━━━━━ Records shown ━━━━━

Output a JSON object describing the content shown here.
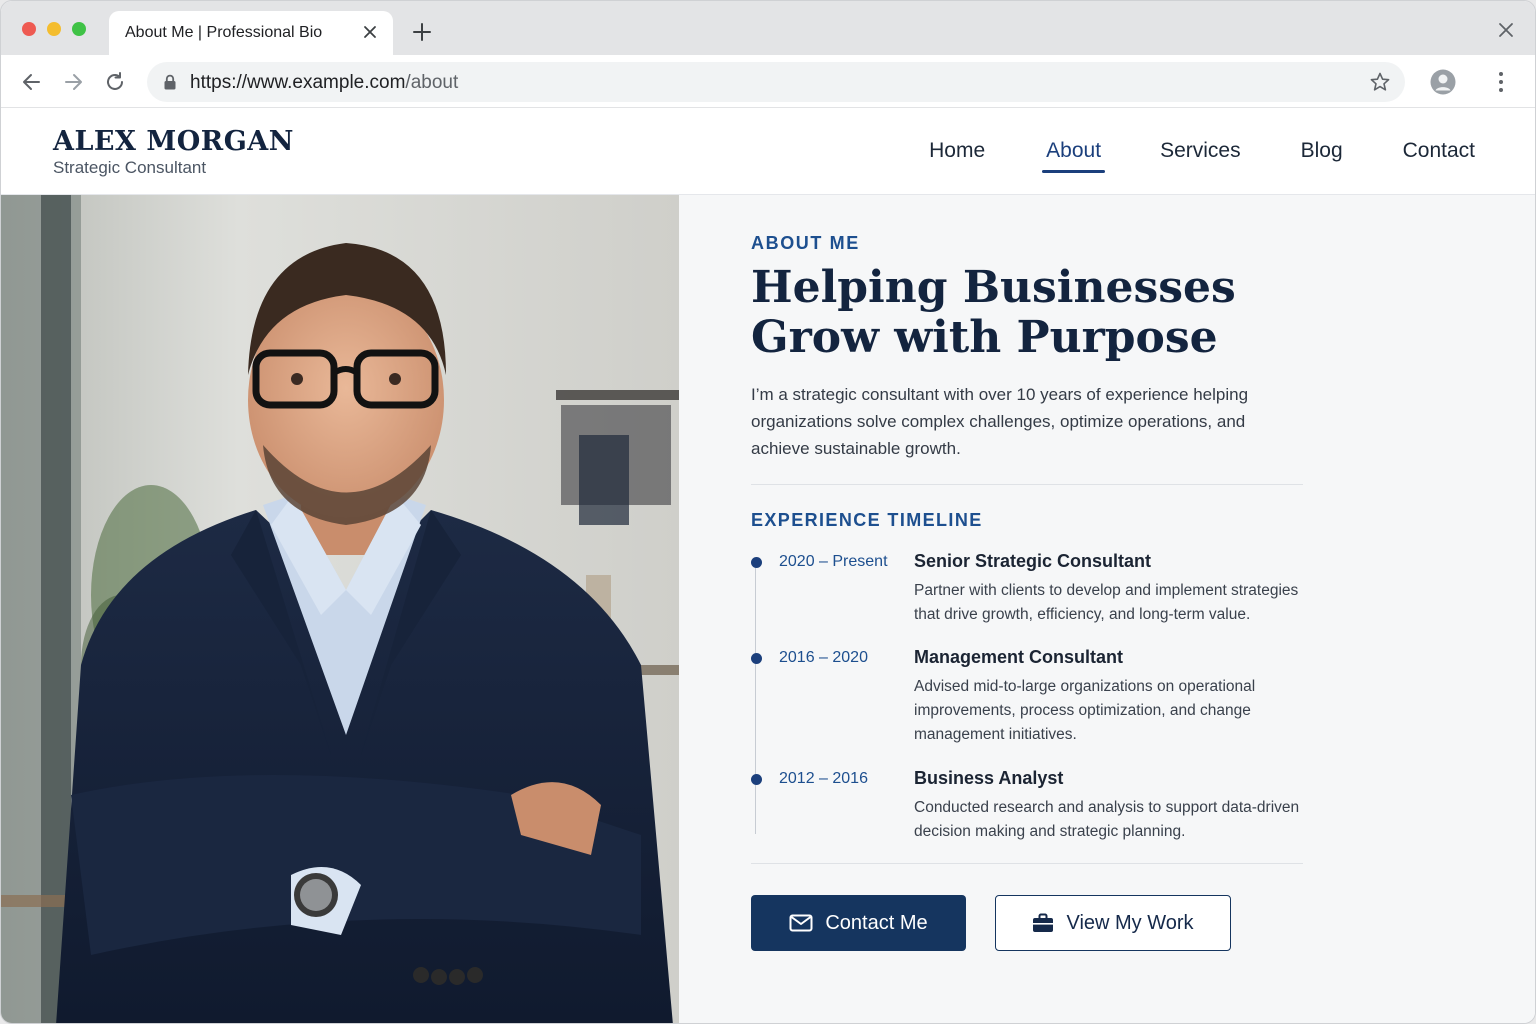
{
  "browser": {
    "tab_title": "About Me | Professional Bio",
    "url_host": "https://www.example.com",
    "url_path": "/about"
  },
  "site": {
    "name": "ALEX MORGAN",
    "role": "Strategic Consultant",
    "nav": [
      {
        "label": "Home",
        "active": false
      },
      {
        "label": "About",
        "active": true
      },
      {
        "label": "Services",
        "active": false
      },
      {
        "label": "Blog",
        "active": false
      },
      {
        "label": "Contact",
        "active": false
      }
    ]
  },
  "about": {
    "eyebrow": "ABOUT ME",
    "headline_line1": "Helping Businesses",
    "headline_line2": "Grow with Purpose",
    "intro": "I’m a strategic consultant with over 10 years of experience helping organizations solve complex challenges, optimize operations, and achieve sustainable growth."
  },
  "timeline": {
    "title": "EXPERIENCE TIMELINE",
    "items": [
      {
        "period": "2020 – Present",
        "role": "Senior Strategic Consultant",
        "desc": "Partner with clients to develop and implement strategies that drive growth, efficiency, and long-term value."
      },
      {
        "period": "2016 – 2020",
        "role": "Management Consultant",
        "desc": "Advised mid-to-large organizations on operational improvements, process optimization, and change management initiatives."
      },
      {
        "period": "2012 – 2016",
        "role": "Business Analyst",
        "desc": "Conducted research and analysis to support data-driven decision making and strategic planning."
      }
    ]
  },
  "actions": {
    "primary_label": "Contact Me",
    "primary_icon": "envelope-icon",
    "secondary_label": "View My Work",
    "secondary_icon": "briefcase-icon"
  },
  "colors": {
    "navy": "#13243f",
    "accent_blue": "#1d4f8f",
    "button_navy": "#15355f"
  }
}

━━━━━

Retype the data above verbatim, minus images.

**Task answer**
Output a JSON object describing the content shown here.
{
  "browser": {
    "tab_title": "About Me | Professional Bio",
    "url_host": "https://www.example.com",
    "url_path": "/about"
  },
  "site": {
    "name": "ALEX MORGAN",
    "role": "Strategic Consultant",
    "nav": [
      {
        "label": "Home",
        "active": false
      },
      {
        "label": "About",
        "active": true
      },
      {
        "label": "Services",
        "active": false
      },
      {
        "label": "Blog",
        "active": false
      },
      {
        "label": "Contact",
        "active": false
      }
    ]
  },
  "about": {
    "eyebrow": "ABOUT ME",
    "headline_line1": "Helping Businesses",
    "headline_line2": "Grow with Purpose",
    "intro": "I’m a strategic consultant with over 10 years of experience helping organizations solve complex challenges, optimize operations, and achieve sustainable growth."
  },
  "timeline": {
    "title": "EXPERIENCE TIMELINE",
    "items": [
      {
        "period": "2020 – Present",
        "role": "Senior Strategic Consultant",
        "desc": "Partner with clients to develop and implement strategies that drive growth, efficiency, and long-term value."
      },
      {
        "period": "2016 – 2020",
        "role": "Management Consultant",
        "desc": "Advised mid-to-large organizations on operational improvements, process optimization, and change management initiatives."
      },
      {
        "period": "2012 – 2016",
        "role": "Business Analyst",
        "desc": "Conducted research and analysis to support data-driven decision making and strategic planning."
      }
    ]
  },
  "actions": {
    "primary_label": "Contact Me",
    "primary_icon": "envelope-icon",
    "secondary_label": "View My Work",
    "secondary_icon": "briefcase-icon"
  },
  "colors": {
    "navy": "#13243f",
    "accent_blue": "#1d4f8f",
    "button_navy": "#15355f"
  }
}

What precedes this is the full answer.